Calculate the amount (moles) of water you removed from the magnesium sulfate hydrate, as well as the amount (moles) of magnesium sulfate anhydrate you formed. The ratio of moles is 1 to 1 so the empirical formula would be pbs. And that is going to be equal to, i have 0.385 moles of hydrogen over, over 0.128 moles of carbon.
Consider a sample of compound determined to contain 1.71 g c and 0.287 g h. Divide the given molecular weight (formula mass) by the mass of the empirical formula. Write the empirical formula for the magnesium oxide:
Use the results of these calculations to determine the empirical formula of the hydrate. The empirical formula can be predicted with the help of the percent composition of the elements of the compounds, from which we can find the number of the moles of the elements. Moles of water removed from magnesium sulfate hydrate:
We have calculated that the ratio of moles (and hence the ratio of number of atoms) of mg to o in magnesium oxide is 1:1 we can write this formula as mg 1 o 1, but, because we do not write the subscript 1 in a chemical formula, the empirical formula is simply written as mgo How is it related with molecular formula. The empirical formula for a compound is c 2 h 5 and its relative formula mass is 58.
So the answer is 342 moles o. 0.052 moles of oxygen / 0.039 = 1.33 moles of oxygen. From there, you calculate the ratios of different types of atoms in the compound.
The empirical formula in chemistry provides the relative numbers of each type of atom in a particular molecule. Notice that, n can have values from 1, 2, 3 and so on. The number of moles of each element produces the empirical formula, which is the simplest expression of the elements present in a single molecule of the compound and their relative proportions.
Since the moles of o is still not a whole number, both moles can be multiplied by 2, while rounding to a whole number. If you don’t know the empirical formula of a compound, you can analyze samples of the unknown compound to identify the percent composition. 1) assume 100 g of the compound is present.
C 6 h 8 o 6. Percentages can be entered as decimals or percentages (i.e. Divide by the smaller to get a ratio of moles:
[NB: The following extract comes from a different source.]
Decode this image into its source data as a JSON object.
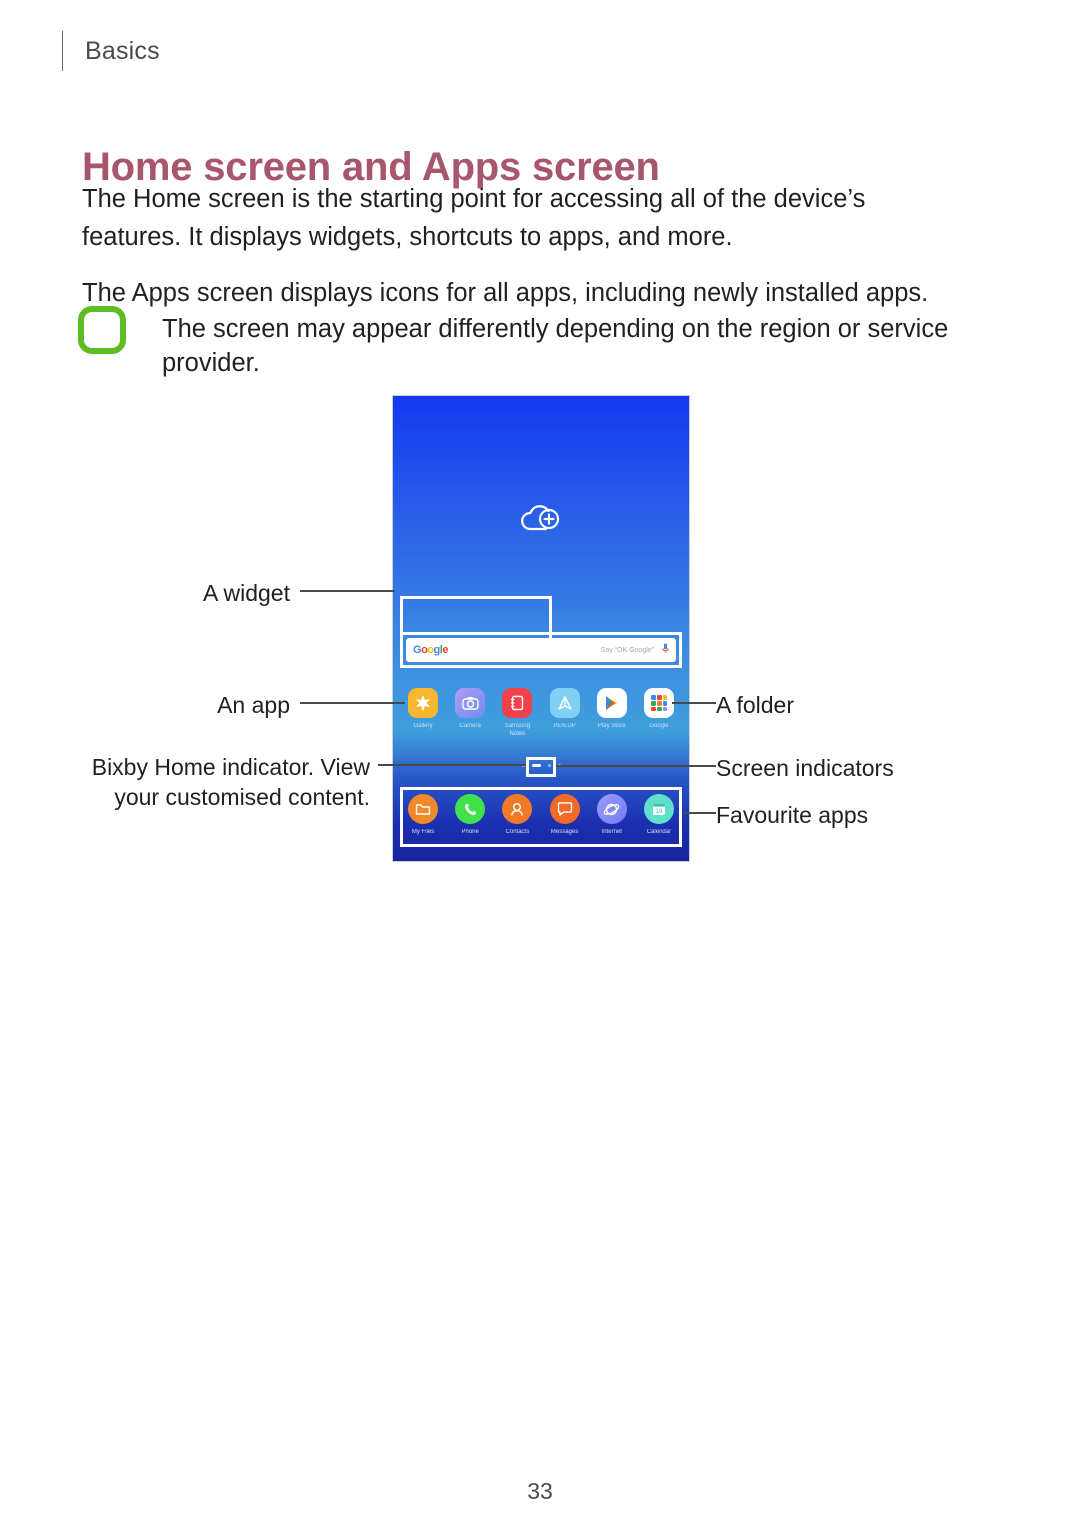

It takes six empirical formula units to make the compound, so multiply each number in the empirical formula by 6. N * empirical formula, where n is integer = 1,2,3…so on. The formula to find the number of moles of an element from its amount is:
Next, convert the grams to moles by dividing 29.3 grams by the atomic weight of sodium, which is 22.99 grams, to get 1.274. To calculate the empirical formula, enter the composition (e.g. 0.194mol moles of magnesium sulfate anhydrate formed:
86.6 g pb x 1 mole pb / 207.2 g pb = 0.418 moles pb. It does not provide the exact number of each type of atom in the molecule, nor does it provide any information on the arrangement of those atoms. 50% can be entered as.50 or 50%.) to determine the molecular formula, enter the appropriate value for the molar mass.
Then, divide each element’s moles by the smallest number of moles in the formula to find their relative weights. For example, if a compound is 40.92 percent carbon, multiply 40.92 by 12, its atomic mass, to get 3.4. Molecular formula = 6 x ch 2 o molecular formula = c (1 x 6) h (2 x 6) o (1 x 6) molecular formula = c 6 h 12 o 6
An empirical formula is the simplest formula of a compound which represents the whole number ratio of atoms of different elements present in a compound as a class of compound. Multiply the subscripts of the empirical formula by the answer in #3. Multiply the numbers in the empirical formula by the factor 3:
Find the formula mass of the empirical formula.